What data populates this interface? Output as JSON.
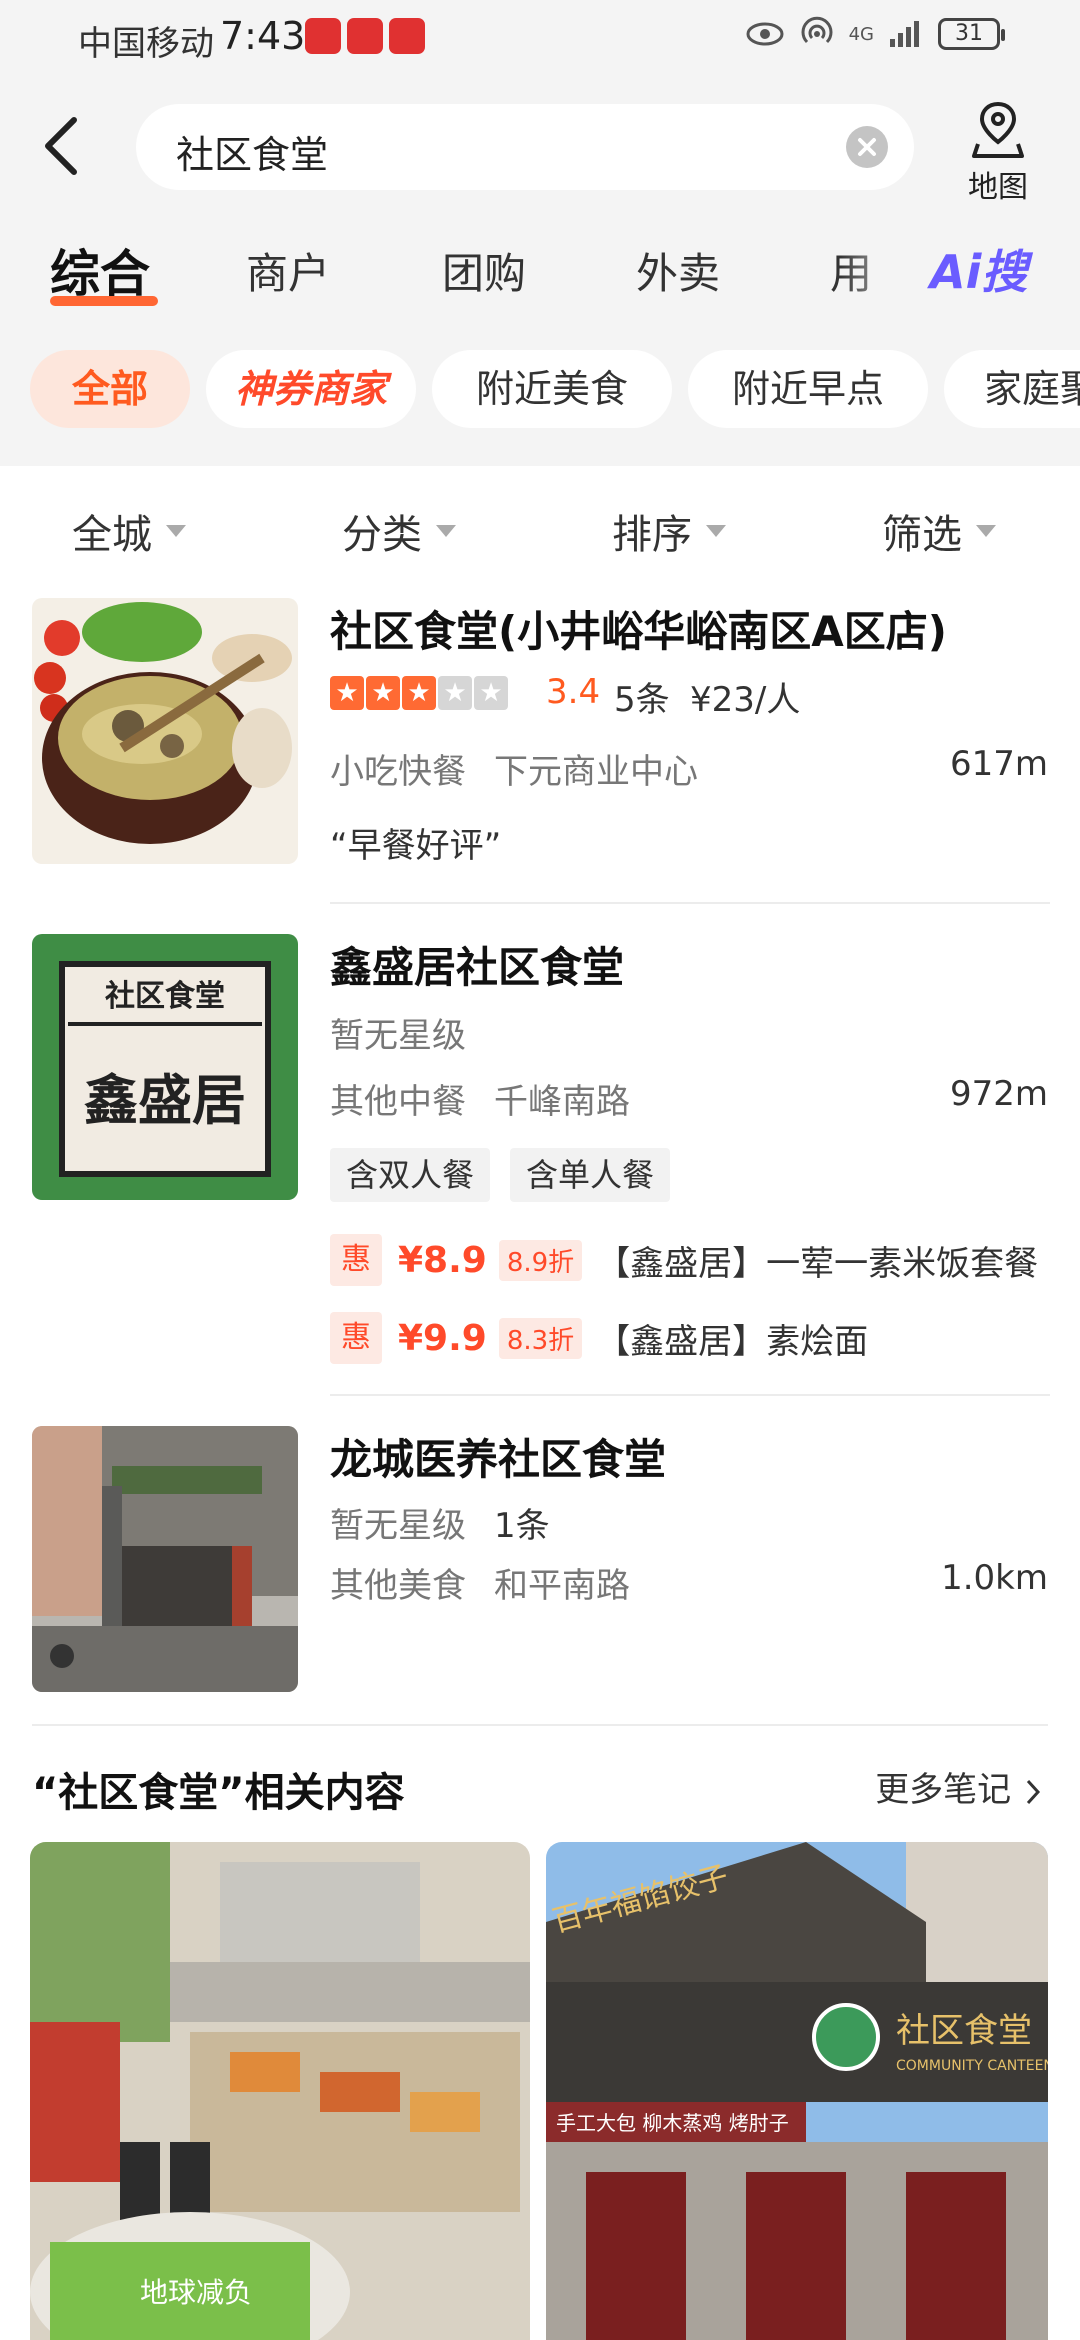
{
  "status_bar": {
    "carrier": "中国移动",
    "time": "7:43",
    "network": "4G",
    "battery": "31"
  },
  "search": {
    "query": "社区食堂",
    "map_label": "地图"
  },
  "tabs": [
    {
      "label": "综合",
      "active": true
    },
    {
      "label": "商户"
    },
    {
      "label": "团购"
    },
    {
      "label": "外卖"
    },
    {
      "label": "用"
    }
  ],
  "ai_tab": "Ai搜",
  "chips": [
    "全部",
    "神券商家",
    "附近美食",
    "附近早点",
    "家庭聚"
  ],
  "sort": [
    "全城",
    "分类",
    "排序",
    "筛选"
  ],
  "listings": [
    {
      "title": "社区食堂(小井峪华峪南区A区店)",
      "rating": "3.4",
      "reviews": "5条",
      "price": "¥23/人",
      "category": "小吃快餐",
      "area": "下元商业中心",
      "distance": "617m",
      "quote": "“早餐好评”"
    },
    {
      "title": "鑫盛居社区食堂",
      "rating_text": "暂无星级",
      "category": "其他中餐",
      "area": "千峰南路",
      "distance": "972m",
      "tags": [
        "含双人餐",
        "含单人餐"
      ],
      "deals": [
        {
          "badge": "惠",
          "price": "¥8.9",
          "discount": "8.9折",
          "name": "【鑫盛居】一荤一素米饭套餐"
        },
        {
          "badge": "惠",
          "price": "¥9.9",
          "discount": "8.3折",
          "name": "【鑫盛居】素烩面"
        }
      ],
      "sign_top": "社区食堂",
      "sign_main": "鑫盛居"
    },
    {
      "title": "龙城医养社区食堂",
      "rating_text": "暂无星级",
      "reviews": "1条",
      "category": "其他美食",
      "area": "和平南路",
      "distance": "1.0km"
    }
  ],
  "related": {
    "title": "“社区食堂”相关内容",
    "more": "更多笔记"
  },
  "photo_signs": {
    "p1_banner": "地球减负",
    "p2_sign": "百年福馅饺子",
    "p2_name": "社区食堂",
    "p2_name_en": "COMMUNITY CANTEEN",
    "p2_banner": "手工大包   柳木蒸鸡   烤肘子"
  },
  "colors": {
    "accent": "#ff5a1f",
    "ai": "#6a5cff",
    "background": "#f4f4f4"
  }
}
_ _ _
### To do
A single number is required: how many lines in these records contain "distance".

### Finished task
3